Things didn't change much as we became adults and had our own families. Still going to Mom and Pop's on Christmas afternoon. Supper, gifts - oh, the gifts!! Now there were 12 grandchildren of their own. There was not a clear spot on the floor in the living room, scattered with wrapping paper, boxes, toys, clothes ---- and kids. Every age and size. Not too many relatives came to visit -- they had their own grandchildren now, their own family get-together. My parents and aunts and uncles would visit each other's homes during the following week - adults only.

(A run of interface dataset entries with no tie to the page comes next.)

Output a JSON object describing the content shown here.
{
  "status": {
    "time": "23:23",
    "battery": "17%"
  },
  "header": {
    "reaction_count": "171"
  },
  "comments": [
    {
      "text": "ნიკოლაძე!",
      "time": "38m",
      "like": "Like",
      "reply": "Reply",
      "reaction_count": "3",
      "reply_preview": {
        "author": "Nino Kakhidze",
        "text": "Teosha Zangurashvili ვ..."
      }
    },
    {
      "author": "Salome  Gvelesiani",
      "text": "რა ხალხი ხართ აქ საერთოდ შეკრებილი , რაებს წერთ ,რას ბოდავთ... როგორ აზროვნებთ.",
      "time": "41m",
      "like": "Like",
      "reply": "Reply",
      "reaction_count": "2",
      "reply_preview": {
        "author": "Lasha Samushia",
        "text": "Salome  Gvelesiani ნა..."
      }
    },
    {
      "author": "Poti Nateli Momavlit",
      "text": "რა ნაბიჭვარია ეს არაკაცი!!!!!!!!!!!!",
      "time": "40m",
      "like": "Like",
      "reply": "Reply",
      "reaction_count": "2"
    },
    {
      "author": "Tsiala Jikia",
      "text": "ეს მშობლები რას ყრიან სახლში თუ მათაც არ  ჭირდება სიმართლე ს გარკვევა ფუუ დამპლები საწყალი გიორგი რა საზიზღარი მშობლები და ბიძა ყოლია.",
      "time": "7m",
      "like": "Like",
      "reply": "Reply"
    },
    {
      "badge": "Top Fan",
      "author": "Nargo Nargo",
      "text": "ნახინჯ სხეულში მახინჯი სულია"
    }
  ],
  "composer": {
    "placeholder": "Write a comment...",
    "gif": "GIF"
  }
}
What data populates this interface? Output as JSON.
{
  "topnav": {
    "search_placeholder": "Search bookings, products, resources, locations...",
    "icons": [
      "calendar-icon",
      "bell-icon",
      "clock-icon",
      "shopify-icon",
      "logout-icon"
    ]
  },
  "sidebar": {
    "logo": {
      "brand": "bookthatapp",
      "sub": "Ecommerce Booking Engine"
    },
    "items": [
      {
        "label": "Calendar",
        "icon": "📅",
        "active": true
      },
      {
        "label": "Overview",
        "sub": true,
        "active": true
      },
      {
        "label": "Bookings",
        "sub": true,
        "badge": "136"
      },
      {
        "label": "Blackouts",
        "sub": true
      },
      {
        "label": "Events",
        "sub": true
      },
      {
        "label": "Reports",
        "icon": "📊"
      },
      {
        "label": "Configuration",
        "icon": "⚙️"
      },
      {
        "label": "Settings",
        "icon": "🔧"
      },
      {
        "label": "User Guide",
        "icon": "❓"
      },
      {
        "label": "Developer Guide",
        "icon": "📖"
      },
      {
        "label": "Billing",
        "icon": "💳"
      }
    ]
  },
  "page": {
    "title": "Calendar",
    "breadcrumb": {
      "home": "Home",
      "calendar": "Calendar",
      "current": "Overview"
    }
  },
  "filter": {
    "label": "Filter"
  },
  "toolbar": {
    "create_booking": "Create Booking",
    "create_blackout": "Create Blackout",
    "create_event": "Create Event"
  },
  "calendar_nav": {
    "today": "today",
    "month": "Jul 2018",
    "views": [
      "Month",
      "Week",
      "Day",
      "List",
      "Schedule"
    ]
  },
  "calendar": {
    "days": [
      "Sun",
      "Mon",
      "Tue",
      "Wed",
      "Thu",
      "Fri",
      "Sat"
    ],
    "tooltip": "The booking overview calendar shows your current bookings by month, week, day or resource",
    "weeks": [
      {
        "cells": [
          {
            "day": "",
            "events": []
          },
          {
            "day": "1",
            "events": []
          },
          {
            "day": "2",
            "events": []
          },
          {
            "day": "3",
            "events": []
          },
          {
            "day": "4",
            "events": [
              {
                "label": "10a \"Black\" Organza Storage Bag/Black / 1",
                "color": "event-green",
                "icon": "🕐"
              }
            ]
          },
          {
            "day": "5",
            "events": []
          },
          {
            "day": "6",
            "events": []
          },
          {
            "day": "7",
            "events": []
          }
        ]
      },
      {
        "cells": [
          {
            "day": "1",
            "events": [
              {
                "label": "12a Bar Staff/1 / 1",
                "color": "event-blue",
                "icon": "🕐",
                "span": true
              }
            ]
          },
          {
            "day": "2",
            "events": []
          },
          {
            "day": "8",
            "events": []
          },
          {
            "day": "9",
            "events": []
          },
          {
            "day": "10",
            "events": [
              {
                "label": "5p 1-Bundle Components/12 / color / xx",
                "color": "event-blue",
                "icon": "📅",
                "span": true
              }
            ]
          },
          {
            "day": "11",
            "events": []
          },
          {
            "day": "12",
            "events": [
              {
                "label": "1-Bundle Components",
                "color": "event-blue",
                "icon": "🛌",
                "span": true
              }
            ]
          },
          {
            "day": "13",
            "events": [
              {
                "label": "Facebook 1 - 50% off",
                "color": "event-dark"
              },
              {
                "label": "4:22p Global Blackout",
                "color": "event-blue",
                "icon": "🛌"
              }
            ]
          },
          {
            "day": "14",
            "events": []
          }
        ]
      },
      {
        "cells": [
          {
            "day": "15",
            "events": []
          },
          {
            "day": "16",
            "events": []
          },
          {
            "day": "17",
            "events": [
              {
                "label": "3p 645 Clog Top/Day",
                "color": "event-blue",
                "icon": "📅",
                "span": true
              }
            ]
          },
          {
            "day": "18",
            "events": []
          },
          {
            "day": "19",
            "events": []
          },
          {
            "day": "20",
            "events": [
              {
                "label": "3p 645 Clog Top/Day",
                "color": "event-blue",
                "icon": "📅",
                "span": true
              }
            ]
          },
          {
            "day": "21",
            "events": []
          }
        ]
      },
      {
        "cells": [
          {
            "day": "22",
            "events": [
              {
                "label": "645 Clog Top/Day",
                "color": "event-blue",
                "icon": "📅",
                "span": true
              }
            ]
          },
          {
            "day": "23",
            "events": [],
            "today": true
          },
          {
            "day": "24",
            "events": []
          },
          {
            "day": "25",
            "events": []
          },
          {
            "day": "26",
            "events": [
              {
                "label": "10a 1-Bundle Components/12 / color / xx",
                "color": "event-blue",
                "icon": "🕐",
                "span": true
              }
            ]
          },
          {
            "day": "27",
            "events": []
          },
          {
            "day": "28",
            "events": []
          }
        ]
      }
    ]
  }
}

When mom decided in her later years that preparing the Christmas buffet was too much for her, I took over. We lived next door to my parents at the time. So, I would prepare the big feast, all brothers, wives, children and my sister and parents would come to our house in the afternoon. What a time we had!! We lived in a small cape cod style home.
There were 12 adults and 11 kids of all sizes and ages. The house was packed! Kids would fix their plates and go sit on the staircase steps and the basement steps to eat. Adults would be packed around the table and every seat in the living room. After eating and visiting, we would all wander over to Mom and Pop's for gift opening and more celebrating. Sometimes, extended family members would come to visit. Everyone gathered up their clan and their goodies, saying goodnight, thankyou's, Merry Christmas! and heading home around 11:00pm.
As the years progressed, a few of us moved out of state. But those that remained continued the traditions. My sister took over and had the Christmas celebration at her home every year. Still does. The rest of us still baraged our parents with phone calls, laughter, memories, and gifts. We drove back home one Christmas. I always wished we had done that more than once. But situations prohibited it. This regret I will carry with me for all my life.
I wish I could go on and on. SO many memories!! So much family. So much love and togetherness.
Now my Mom and Dad are gone. Our first Christmas without either one of them. Our families are separated. Some by miles, some by attitudes and perceived wrong-doings to them by others. But for those of us still "family", we will once again celebrate Christmas with life-long traditions as well as some recently established ones. And pray that this Christmas, past memories will open hearts and minds. That relationships will be re-established, all will be forgotten and forgiven. That "Family" is the key to the spirit and true meaning of Christmas.
Wishing you all a most blessed, Merry Christmas in the bosoms of all those you love. God Bless.